The rising use of AI in agriculture could result in the overuse of pesticides and fertilisers, contaminating the soil and water, and harming biodiversity. Implementing AI in agricultural practices to increase yields at the expense of maintaining ecosystem health could lead to monocultures and biodiversity loss. 


Another perspective, AI seems destined to play a dual role. On the one hand, it can help reduce the effects of the climate crisis, such as in smart grid design, developing low-emission infrastructure, and modelling climate change predictions. On the other hand, AI is itself a significant emitter of carbon.

Using AI for environmental management also raises ethical questions. Decisions made by AI systems could be biased if they were presented with inaccurate or incomplete data. For instance, if an AI system received instructions to value economic growth over environmental protection, it might choose to put short-term financial gain ahead of environmental sustainability.


A main problem to tackle in reducing AI’s climate impact is to quantify its energy consumption and carbon emission, and to make this information transparent. Crawford and Joler wrote in their essay that the material details of the costs of large-scale AI systems are vague in the social imagination, to the extent that a layperson might think that building a ML-based system is a simple task. Part of the enigma lies in the absence of a standard of measurement.

AI scientist Richard Sutton, often called the ‘father of reinforcement learning’, wrote a blog post in early 2019 titled ‘The bitter lesson’, saying that AI methods that leverage computation are better and more accurate than those that leverage human knowledge. This mindset divides the AI industry, but what is indisputable is that relying on increasing amounts of compute and data requires ever-increasing power and other infrastructure, which is directly proportional to a rising carbon footprint. For a full grasp of AI’s carbon impact, it is not enough to scrutinize the compute costs incurred by training large models.

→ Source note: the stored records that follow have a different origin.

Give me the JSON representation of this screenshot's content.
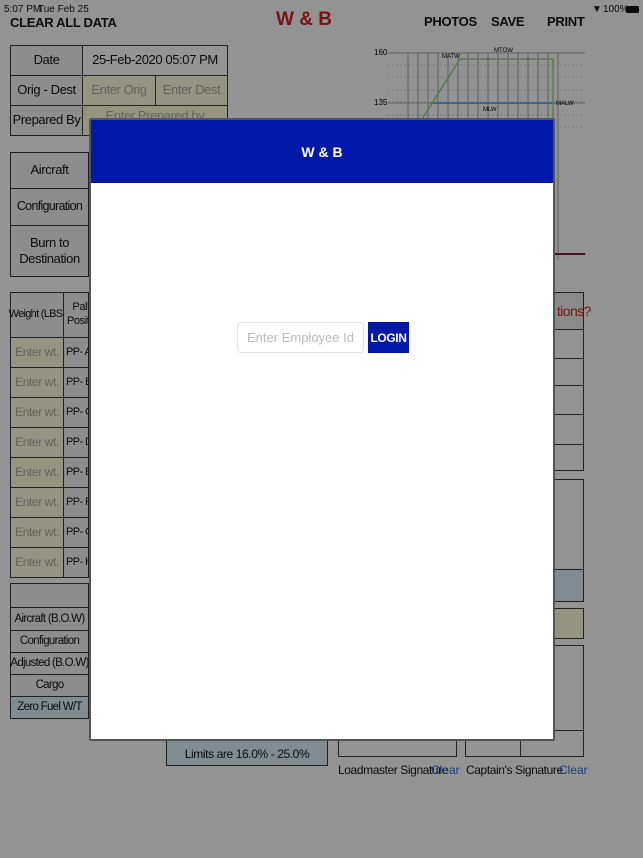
{
  "status_bar": {
    "time": "5:07 PM",
    "date": "Tue Feb 25",
    "battery": "100%"
  },
  "toolbar": {
    "clear_all": "CLEAR ALL DATA",
    "title": "W & B",
    "photos": "PHOTOS",
    "save": "SAVE",
    "print": "PRINT"
  },
  "info": {
    "date_label": "Date",
    "date_value": "25-Feb-2020 05:07 PM",
    "orig_dest_label": "Orig - Dest",
    "orig_placeholder": "Enter Orig",
    "dest_placeholder": "Enter Dest",
    "prepared_label": "Prepared By",
    "prepared_placeholder": "Enter Prepared by"
  },
  "aircraft": {
    "aircraft_label": "Aircraft",
    "configuration_label": "Configuration",
    "burn_label": "Burn to Destination"
  },
  "cargo": {
    "weight_header": "Weight (LBS)",
    "position_header": "Pallet Position",
    "weight_placeholder": "Enter wt.",
    "positions": [
      "PP- A",
      "PP- B",
      "PP- C",
      "PP- D",
      "PP- E",
      "PP- F",
      "PP- G",
      "PP- H"
    ]
  },
  "summary": {
    "rows": [
      "Aircraft (B.O.W)",
      "Configuration",
      "Adjusted (B.O.W)",
      "Cargo",
      "Zero Fuel W/T"
    ],
    "limits": "Limits are 16.0% - 25.0%"
  },
  "chart": {
    "ticks": [
      "160",
      "135"
    ],
    "labels": {
      "matw": "MATW",
      "mtow": "MTOW",
      "mlw": "MLW",
      "malw": "MALW"
    }
  },
  "question": "tions?",
  "signatures": {
    "loadmaster": "Loadmaster Signature",
    "captain": "Captain's Signature",
    "clear": "Clear"
  },
  "modal": {
    "title": "W & B",
    "employee_placeholder": "Enter Employee Id",
    "login": "LOGIN"
  },
  "colors": {
    "modal_header": "#0018a8",
    "title": "#c0201a",
    "link": "#1e5fc0"
  }
}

Here’s the fact, companies are hesitant to share data about their energy mix. Greenpeace’s Clicking Clean report from 2017 says that many companies who had committed to a 100 percent renewable future are more in a state of status quo than on a transformational path — in fact, despite net-zero-by-2040 pledges, Amazon’s emissions increased by 15 percent last year. The report also points out that despite a drive towards renewable energy in significant markets, in others there has been a concomitant push for fossil-fuel-based energy. One such example is Virginia, USA, the data centre hub of the world, where only 1 percent of electricity comes from renewable sources. Then, there is the nexus of Big Data with Big Oil, the report says. Amazon, Google, Microsoft, Royal Dutch Shell and many others market their AI solutions to companies that work on fossil fuel extraction and use.

The Copenhagen Centre on Energy Efficiency, a partnership between the United Nations Environment Programme and the Technical University of Denmark, is a research and advisory work on climate, energy and sustainable development. Gabriela Prata Dias, head of the centre, and Xiao Wang, programme officer, stress that environmental sustainability should be considered as one of the principles towards responsible development and application of AI:

  • “It is important to note that AI is not only just a tool but a resource demander…[and] the benefits of using such technology should outweigh its drawbacks.”

At the same time, AI development and utilisation breeds a lack of transparency and accountability regarding its environmental impact. Certain companies put their financial well-being and competitive edge ahead of any potential negative effects that AI technologies may have on the environment. Users find it challenging to completely appreciate their environmental footprint due to the complexity of AI systems. Accurate evaluation of their carbon footprint or potential environmental impact is hampered by the secretive methods and hidden data used to train AI models. 

Finally, in order to solve this, more transparent procedures and laws that ensure the creation and application of AI are in line with environmental concerns, are necessary. A responsible approach to AI that prioritizes sustainability will be made possible by working toward greater accountability.

Greely, Ontario, Canada 17 February 2024